  6. The Poet and the Murderer by Simon Worrall
  7. Charity Girl by Michael Lowenthal

Excluding The Omnivore’s Dilemma and, again, The Poet and the Murderer, I purchased these books this past weekend at the Muse and the Marketplace. I attended a lectures by both Jennifer Haigh and Lois Lowry (big surprise, that), chatted with Michael Lowenthal at lunch on Saturday and attended the keynote brunch the following day with Jonathan Franzen. There were several books to be purchased at conference, but I went with these not only because these were the writers who impressed me the most, but also because I had a very limited amount of room in my bag.

  • Do I really need to say anything more about my great affection for Lois Lowry?
  • Jonathan Franzen read excerpts from his most recent book, The Discomfort Zone, and answered many questions on what I can’t help but think of as The Oprah Incident.

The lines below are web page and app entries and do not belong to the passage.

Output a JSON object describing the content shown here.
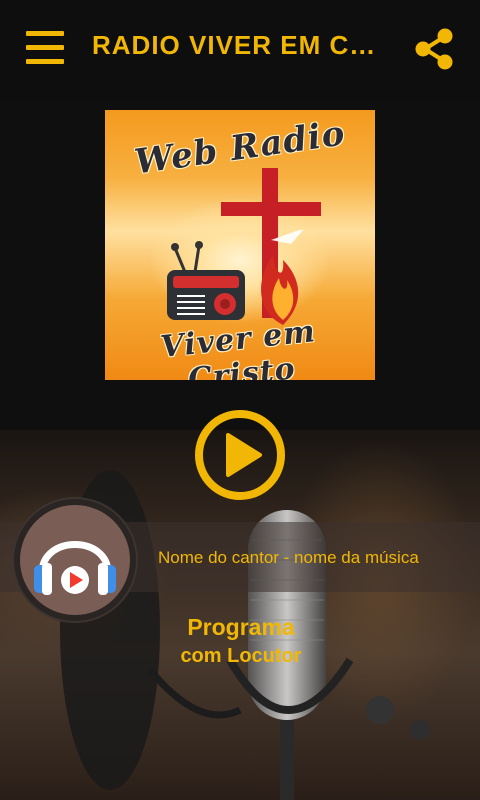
{
  "header": {
    "title": "RADIO VIVER EM CRIS...",
    "menu_icon": "hamburger-menu-icon",
    "share_icon": "share-icon"
  },
  "logo": {
    "line1": "Web Radio",
    "line2": "Viver em Cristo"
  },
  "player": {
    "play_icon": "play-icon",
    "now_playing": "Nome do cantor - nome da música",
    "avatar_icon": "headphones-play-icon"
  },
  "program": {
    "title": "Programa",
    "host": "com Locutor"
  },
  "colors": {
    "accent": "#f2b705",
    "background": "#0f0f0f",
    "cross": "#c62026"
  }
}
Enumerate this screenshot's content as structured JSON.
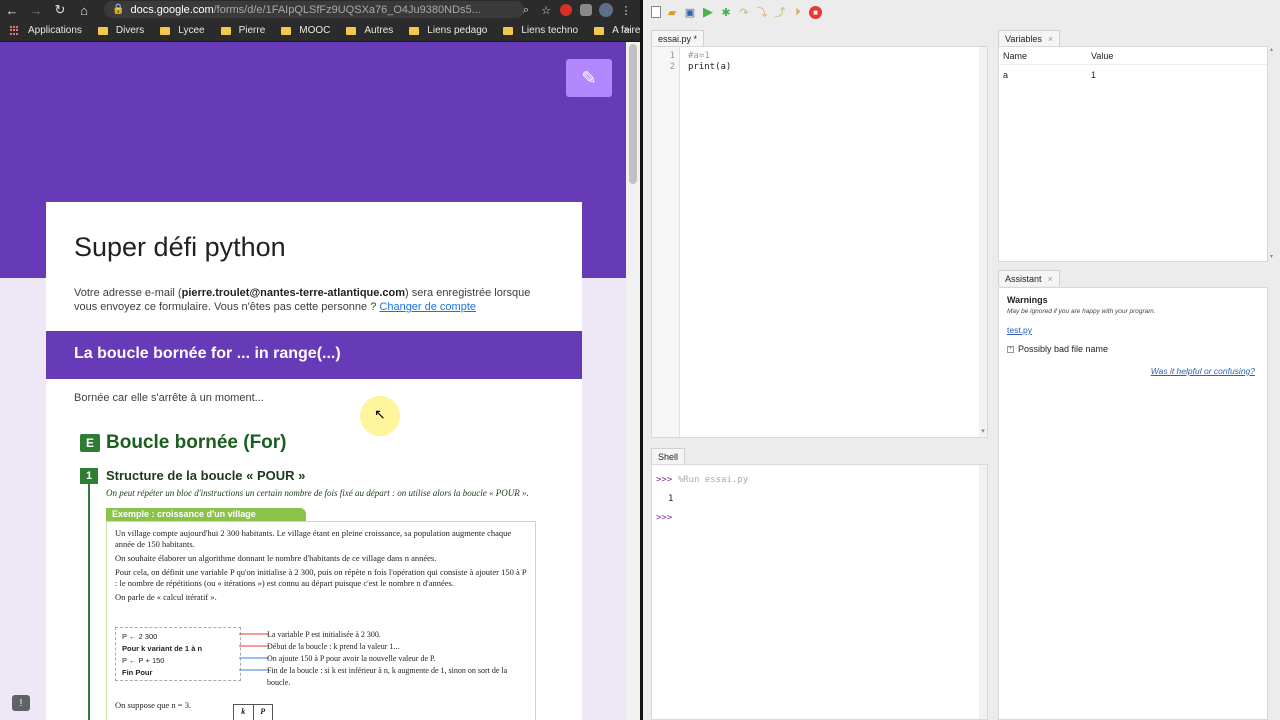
{
  "browser": {
    "url_host": "docs.google.com",
    "url_rest": "/forms/d/e/1FAIpQLSfFz9UQSXa76_O4Ju9380NDs5...",
    "bookmarks": [
      {
        "label": "Applications",
        "icon": "apps-icon"
      },
      {
        "label": "Divers",
        "icon": "folder-icon"
      },
      {
        "label": "Lycee",
        "icon": "folder-icon"
      },
      {
        "label": "Pierre",
        "icon": "folder-icon"
      },
      {
        "label": "MOOC",
        "icon": "folder-icon"
      },
      {
        "label": "Autres",
        "icon": "folder-icon"
      },
      {
        "label": "Liens pedago",
        "icon": "folder-icon"
      },
      {
        "label": "Liens techno",
        "icon": "folder-icon"
      },
      {
        "label": "A faire",
        "icon": "folder-icon"
      }
    ],
    "bookmarks_more": "»"
  },
  "form": {
    "title": "Super défi python",
    "desc_before": "Votre adresse e-mail (",
    "email": "pierre.troulet@nantes-terre-atlantique.com",
    "desc_after": ") sera enregistrée lorsque vous envoyez ce formulaire. Vous n'êtes pas cette personne ? ",
    "change_account": "Changer de compte",
    "section_title": "La boucle bornée for ... in range(...)",
    "section_desc": "Bornée car elle s'arrête à un moment...",
    "header_color": "#673ab7"
  },
  "book": {
    "badge": "E",
    "heading": "Boucle bornée (For)",
    "num": "1",
    "subheading": "Structure de la boucle « POUR »",
    "intro": "On peut répéter un bloc d'instructions un certain nombre de fois fixé au départ : on utilise alors la boucle « POUR ».",
    "example_tag": "Exemple : croissance d'un village",
    "p1": "Un village compte aujourd'hui 2 300 habitants. Le village étant en pleine croissance, sa population augmente chaque année de 150 habitants.",
    "p2": "On souhaite élaborer un algorithme donnant le nombre d'habitants de ce village dans n années.",
    "p3": "Pour cela, on définit une variable P qu'on initialise à 2 300, puis on répète n fois l'opération qui consiste à ajouter 150 à P : le nombre de répétitions (ou « itérations ») est connu au départ puisque c'est le nombre n d'années.",
    "p4": "On parle de « calcul itératif ».",
    "algo": [
      "P ← 2 300",
      "Pour k variant de 1 à n",
      "   P ← P + 150",
      "Fin Pour"
    ],
    "notes": [
      "La variable P est initialisée à 2 300.",
      "Début de la boucle : k prend la valeur 1...",
      "On ajoute 150 à P pour avoir la nouvelle valeur de P.",
      "Fin de la boucle : si k est inférieur à n, k augmente de 1, sinon on sort de la boucle."
    ],
    "suppose": "On suppose que n = 3.",
    "table_headers": [
      "k",
      "P"
    ]
  },
  "ide": {
    "editor_tab": "essai.py *",
    "line_numbers": [
      "1",
      "2"
    ],
    "code_lines": [
      "#a=1",
      "print(a)"
    ],
    "shell_tab": "Shell",
    "shell": {
      "prompt": ">>>",
      "cmd": "%Run essai.py",
      "output": "1",
      "prompt2": ">>>"
    },
    "variables_tab": "Variables",
    "var_headers": {
      "name": "Name",
      "value": "Value"
    },
    "variables": [
      {
        "name": "a",
        "value": "1"
      }
    ],
    "assistant_tab": "Assistant",
    "assistant": {
      "warnings_title": "Warnings",
      "warnings_sub": "May be ignored if you are happy with your program.",
      "file_link": "test.py",
      "item": "Possibly bad file name",
      "help_link": "Was it helpful or confusing?"
    }
  }
}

He also discussed the German language, his unsuccessful pursuit of girls and the contemporary North American writers whose work he enjoys reading. I should also mention that Mr. Franzen’s voice is absolutely lovely to listen to. Immediately afterwards, I went to a seminar with John Sedgwick, who wondered how a voice like that could be attained. Nicotine, he concluded.
  • Jennifer Haigh’s workshop on how to get a novel started was undoubtedly one of the most helpful, and not to mention exciting. In clear, concise words, Ms. Haigh spoke about some of her writing tricks; I know that I’m going to use them myself from here on in, with the hopes of being even a quarter as successful.
  • Michael Lowenthal was a funny and friendly lunch companion — though our eating together was pure happenstance. I nervously sat down at a table, and found myself with published, acclaimed writers and a charming, witty agent. I’ve never felt like such a fraud before in my life. Mr. Lowenthal was easy to talk to, and had so many fascinating things to say about his recent time at the Instituto Sacatar, an artists’ colony in Brazil.